Be a Mentor! My lovely afternoon with Menticia.
On Monday the Blue Ribbon Mentor-Advocate Program held a dinner for new mentors and program veterans. The new folks wanted to know what we do with the kids.
So here's a report on my perfect yesterday afternoon with Menticia, who recently turned 10 and is in fifth grade. We've been doing this for a year and a half...
I picked her up from school at 2:30. She's on safety patrol (it's rather a sinecure - she just stands near the front door and tells kids not to run to the bus).
As she supervised the sidewalk, she excitedly told me about the bunk beds her parents recently bought for her and her sisters. It had taken a GREAT DEAL of family discussion to arrive at the following plan: night by night the three girls will rotate possession of the preferred upper berth (while the other two squeeze into the lower). Luckily, she assures me gravely, they all sleep soundly and don't thrash about.
We went back to my house and she had a sandwich and milk and worked on her math homework. As usual, she thought she already understood it perfectly - however, within minutes we were having an excellent and much-needed discussion on carving up a complex shape to compute its area.
I shudder at how many levels of competence a correct answer requires. She must see the simple shapes inside the fancy ones; she must keep track of them all and lose none; she must remember when to add, not subtract - or vice versa - and when to multiply; and finally, she must add and subtract and multiply correctly!
Her navigation of math homework reminds me of "fast cars, danger, fire, and knives" ...
... or a chase scene with her rickety little car leaning loonily as it careens through the streets narrowly missing - or not missing - untold obstacles.

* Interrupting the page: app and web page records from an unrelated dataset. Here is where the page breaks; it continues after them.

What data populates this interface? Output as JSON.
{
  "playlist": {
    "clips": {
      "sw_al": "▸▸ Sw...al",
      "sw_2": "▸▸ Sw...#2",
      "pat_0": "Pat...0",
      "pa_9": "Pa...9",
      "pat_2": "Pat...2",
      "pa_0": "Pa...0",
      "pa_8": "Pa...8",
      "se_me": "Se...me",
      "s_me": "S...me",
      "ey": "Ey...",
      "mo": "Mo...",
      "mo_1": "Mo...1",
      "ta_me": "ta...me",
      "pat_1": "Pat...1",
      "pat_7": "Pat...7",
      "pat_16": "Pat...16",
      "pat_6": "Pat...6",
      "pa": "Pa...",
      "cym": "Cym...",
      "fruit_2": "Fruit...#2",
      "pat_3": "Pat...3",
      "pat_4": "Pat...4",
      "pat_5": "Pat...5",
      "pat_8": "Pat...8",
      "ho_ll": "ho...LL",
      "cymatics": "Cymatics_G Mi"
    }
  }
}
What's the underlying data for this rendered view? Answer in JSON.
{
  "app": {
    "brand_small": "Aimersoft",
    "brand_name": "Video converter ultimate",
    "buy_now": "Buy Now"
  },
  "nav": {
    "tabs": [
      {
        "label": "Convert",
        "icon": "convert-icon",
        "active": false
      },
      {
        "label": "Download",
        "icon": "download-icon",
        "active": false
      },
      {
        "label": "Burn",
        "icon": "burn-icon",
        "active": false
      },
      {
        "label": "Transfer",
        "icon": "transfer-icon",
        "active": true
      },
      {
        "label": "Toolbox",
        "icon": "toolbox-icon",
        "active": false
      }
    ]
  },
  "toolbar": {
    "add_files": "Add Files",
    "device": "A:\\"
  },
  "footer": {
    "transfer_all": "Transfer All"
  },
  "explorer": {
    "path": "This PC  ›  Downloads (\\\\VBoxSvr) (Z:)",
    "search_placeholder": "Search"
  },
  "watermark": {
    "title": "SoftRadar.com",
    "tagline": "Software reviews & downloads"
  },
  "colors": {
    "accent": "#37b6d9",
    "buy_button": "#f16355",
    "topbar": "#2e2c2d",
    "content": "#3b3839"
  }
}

Next we followed up on the birthday present I gave her: a Kumbia Kings cd and the sheet music I wrote up to go with it, and a slowed-down version of the song she wanted to learn, which rips by mighty fast.
Though I'd suggested we both practice it while I was away in New England, predictably neither of us did. We sat on the piano bench together. She corrected my Spanish as I sneakily worked on her singing issues. Then she started learning the tune on the piano, using the hunt-and-peck technique.
When she got tired of that, we moved on to our long-term book project, Redwall. I'm chagrined to see we started gnawing away at this book in December!
We're now halfway through, and she's reading it confidently and with relish. Yesterday I even learned a new word from this book: leveret. I enjoyed her astonishment that there was a word I didn't already know. Hehehe!
In this book about monk mice defending their abbey against an evil rat named Cluny the Scourge, there are mysterious inscriptions which include anagrams...
... so we tore my son Zed (home for spring break) away from his work for a moment so we could borrow his computer and look up the Anagram Server to see if there were any good anagrams for any of our names, but there weren't.
Then we discussed the phrase, "smiled inwardly." This is an excellent one for Menticia because she holds her cards very close to her chest. She doesn't really like to give anything away. I saw her practicing "smiling inwardly" (inwardly) as we read...
Menticia had more endurance for reading today because her school is in the midst of a spring "readathon" sponsored by the PTA. I didn't exactly get what this is - maybe there are prizes - but she has a special blue piece of paper for logging all the minutes she spends reading.
Menticia loves a good competition.
We started reading at 4:17 and finished at 5:47. She shyly admitted she didn't exactly know how to compute how many minutes that was. She'd gotten her older sister to compute some of her log entries - later "the kid who sits in front of me" had done a few more of them for her. But then he'd told her to do the rest herself! Which she couldn't.
So I showed her how and, needless to say, she was quite enthused and immediately filled in all the blanks on the log.
Then she wanted to add up all the time she'd spent at the readathon challenge to date, so I showed her how and - wow, since the Readathon began she's read more than 15 hours! That absolutely blew her away!
We made dinner together. "Is spaghetti ok?" "Yes, I've been wanting spaghetti, you read my mind!" She was even willing to eat some baby carrots!
Then it was just about time to take her home, but first she asked what this week's Illustration Friday theme was, because we often paint together on Fridays.
She wanted to see the illustrations my daughter Melina and I had posted for the current prompt, and she read all the comments, and I could tell she was a little regretful that she hadn't gotten to participate this week.
You'd think this was everything - but in the car on the way home, Menticia said "I can't wait for Saturday - I'm reciting a French poem in a contest." As I said, she loves a good competition...
Her poem is about a snail and an elephant.
So of course I asked her to recite it for me, and she rattled it off, and I said, "That was great, but it went by so fast I couldn't hear the words," and she looked at me with surprise and said, "Hey, that's exactly what my teacher said!"
So I talked to her about shaping each word with her lips and mouth as if she loved it, and we both tried it, and it was so incredibly fun, and then we were back at her house and we said goodbye.
Technorati Tags: Mentor, Kids, Children, Education